I heard all the people in line gasp (in horror? amusement? embarrassment? ) the moment the chair-lift ran me over.
“Keep your head down!” a masculine voice above me instructed, rather too loudly, as I lay pinned under the six-person chair-lift; face-down, and spread-eagle in the snow.
“Let’s go skiing,” they said. “It’ll be fun,” they said.
Let me back this story up a little.
My first experience on “the slopes” was my junior year in college a billion years ago. Some “friends” took me “skiing” in upper-Wisconsin, at night, in mid-January, with negative-degree windchill, on what I can only describe as a glassy sheet of suicidal death-ice. Doesn’t that sound like a recipe for So Much Fun?
[Narrator: It was not, in fact, remotely fun.]
Somehow these “friends” imagined that I would “just love” the “amazing experience” of a twenty-minute chair-lift “ride” in morbidly cold temps, only to hurtle, screaming, down that invisible mountain’s edge, sometimes on my skies, in the pitch dark.
[Narrator: She did not, in fact, love the experience.]
Fast forward with me now to Spring Break 2019. Our long-time and lovely friends invited us to visit their truly beautiful Vail mountain: ski-capital of the entire universe. Would we go?

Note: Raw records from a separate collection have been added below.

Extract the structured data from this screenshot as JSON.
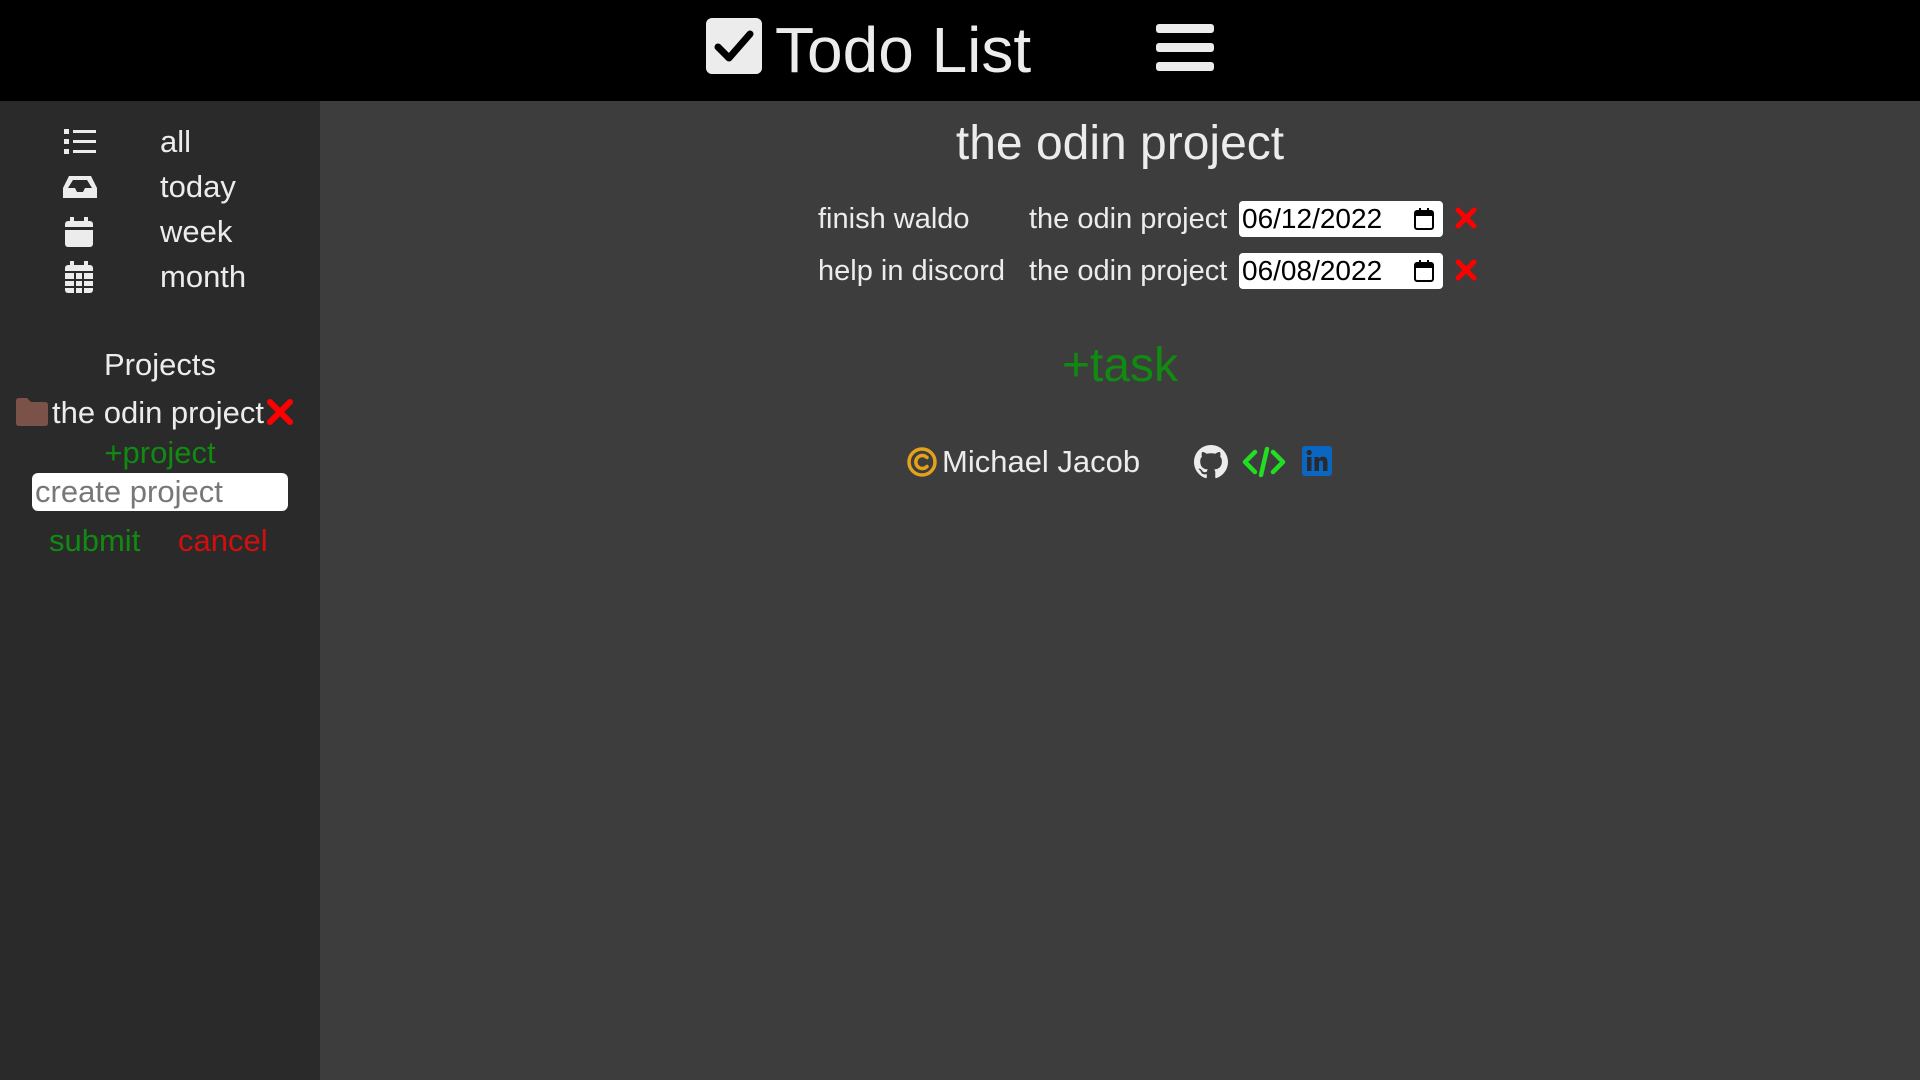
{
  "header": {
    "title": "Todo List",
    "logo_icon": "checkbox-icon",
    "menu_icon": "hamburger-menu-icon"
  },
  "sidebar": {
    "nav": [
      {
        "label": "all",
        "icon": "list-icon"
      },
      {
        "label": "today",
        "icon": "inbox-icon"
      },
      {
        "label": "week",
        "icon": "calendar-week-icon"
      },
      {
        "label": "month",
        "icon": "calendar-month-icon"
      }
    ],
    "projects_heading": "Projects",
    "projects": [
      {
        "name": "the odin project",
        "icon": "folder-icon",
        "delete_icon": "delete-x-icon"
      }
    ],
    "add_project_label": "+project",
    "create_placeholder": "create project",
    "create_value": "",
    "submit_label": "submit",
    "cancel_label": "cancel"
  },
  "main": {
    "title": "the odin project",
    "tasks": [
      {
        "name": "finish waldo",
        "project": "the odin project",
        "date": "06/12/2022"
      },
      {
        "name": "help in discord",
        "project": "the odin project",
        "date": "06/08/2022"
      }
    ],
    "add_task_label": "+task"
  },
  "footer": {
    "copyright_symbol": "©",
    "author": "Michael Jacob",
    "links": [
      "github-icon",
      "code-icon",
      "linkedin-icon"
    ]
  },
  "colors": {
    "header_bg": "#000000",
    "sidebar_bg": "#2a2a2a",
    "main_bg": "#3d3d3d",
    "add_green": "#118a11",
    "cancel_red": "#d40d0d",
    "delete_red": "#ff0000",
    "copyright_gold": "#e3a21a",
    "code_green": "#22dd22",
    "linkedin_blue": "#0a66c2",
    "folder_brown": "#7a5248"
  }
}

We adore these precious friends, and I was convinced that skiing under a sunny Colorado sky, in powdery snow, with proper dry-wicking attire (rather than 1985 athletic-issued soggy cotton sweats) would be a much different experience. Yes, of course, we’d come!
[Narrator: Sometimes her PTSD (Post Traumatic Ski Drama) inclined her to believe she could, in different and better circumstances, actually ski.]
In addition, our generous friends – bless them – let us use their fabulous gear: Warm and stylish jackets; pants that could almost ski for you; hi-tech boots, gloves, and tinted goggles that move seamlessly from the glorious energy of the slopes to the cozy, sexy, apres-ski in the Vail lodges.
I can’t express to you how remarkably decked out we were for the day! We looked like we were BORN to ski; like conquering quadruple black diamonds was in our blood; like we could even show the casually-cool locals a thing or two.
It took five minutes for the staff to extricate me from under the lift as it became readily apparent to everyone that I was *not* a casually cool local, and that conquering the snowy alpine slopes was definitely not in my blood.
[Narrator: At least it was broad daylight.]
“Ma’am?” said a ruggedly handsome Australian man in a navy Vail jacket, “Try and step back into your skis so we can get the ski-lift going again.” The natives in line were getting restless and were ready to vote me straight off the mountain.
Didn’t Mr. Australia know that I was trying?! Couldn’t the throng of beautiful people waiting in line know that I WAS, in fact, stepping (“Toe first.”), and stepping (“Press your heel down hard.”), and stepping some more (“Line the toe up carefully and step down firmly with the heel, ma’am.”)? THE BOTTOM OF MY BOOTS ARE PACKED WITH SNOW, ALL YOU PEOPLE!
Finally; gratefully; mercifully; (was that applause?) I sat down on the heavy chair and rode the lift to the top; holding – clearly not wearing – my skis. On arrival at the summit, the ski-lift again came to a noisy and grinding halt, a yellow warning light ominously flashing, allowing everyone in the vicinity to watch me “gracefully” exit the chair-lift in that lurching way one is glumly forced to walk when one is not, in fact, wearing any skis.
[Narrator: There was, to be fair, a great deal of snow in her boots.]
And my long-suffering family has not since stopped laughing and laughing and laughing some more.
And that dude behind me in line has made a million dollars on YouTube.
[Narrator: Two million]
And the Vail ski-lift staff has an updated example in their “What to do when someone is run over by a chair-lift” video training series.
And, obviously, Mr. Australia is the handsome hero and star.
Shalom to you wherever Spring Break takes you, for we only have so many times around the sun.
Ski on, dear ones, and enjoy the view.